By tainting Merck reputation and/or image Merck might be reminded that his decision would be subjected to scrutiny by more than just his own internal employees. 6. Think about the decision in terms of the CARS pyramid. Did Merck have an ethical obligation to proceed with development of the drug? Would it matter if the drug had only a small change to cure river blindness? Does it depend on how close the company was to achieving a cure, or how sure they were that they could achieve it? Or does this decision become a question of philanthropy only?
Merck did not necessarily have an ethical obligation per say, instead the real obligation that he was faced with was more of an economic obligation that weighed the most on his decision in terms of comparing that to an ethical obligation. This however, would still remain the same regardless of if the drug had a small change to cure river blindness or if it did not have a small change to cure river blindness. On another note if Merck was very close to achieving a cure and ad a high confidence level that the cure could be achieved, then at that point it could be argued that Merck would have an ethical obligation to continue the research.
With this being said, it does matter how close Merck was to achieving a cure. The cure for river blindness seems to be a hybrid between the top of the CARS pyramid (philanthropic) and the bottom of the pyramid (economic) obligation depending upon where in the lifestyle Merck was in terms of completing a cure. 7. How does Mercer’s value system fit into this decision? Merck value system of never forgetting that the medicine that they produced Were for Consumers and not necessarily for profits.
It appears that the underlining obligation that Merck is faced with is being able to yield a return on the investment made to find a cure for river blindness and mass produce it. Thinking long term sustainability, Merck decision to continue the research should be based on his value system or the value system is essentially non- existing and also shows the internal employees that economic decisions take prevalence over sticking to the core values of a company. 8. If you were the senior executive of Merck, what would you do?

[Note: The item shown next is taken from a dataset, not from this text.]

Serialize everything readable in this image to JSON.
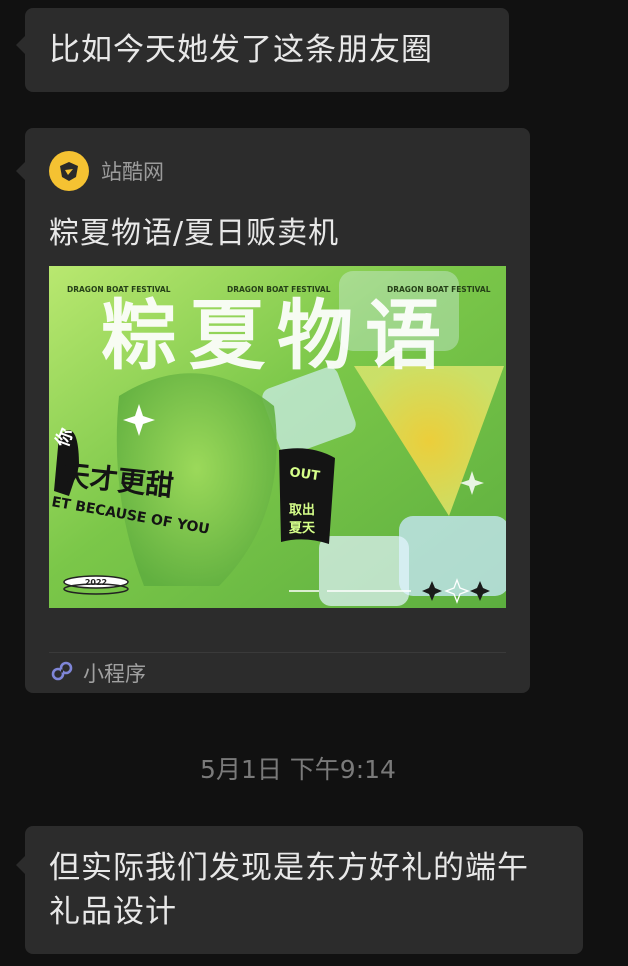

If I was placed in the dervish position of senior executive would be more inclined to weigh out which decision would have the most risk in terms of halting our sustainability in the marketplace. With that being said, it would most likely be more feasible to take calculated risks when making a big decision such as this. However, just based on the information given, Merck would most likely not reach all 18 million effected people due to the lack of economic spending and non- insured people. This leads me to believe that whether tangible or intangible, the benefits do not outweigh the costs that were paid.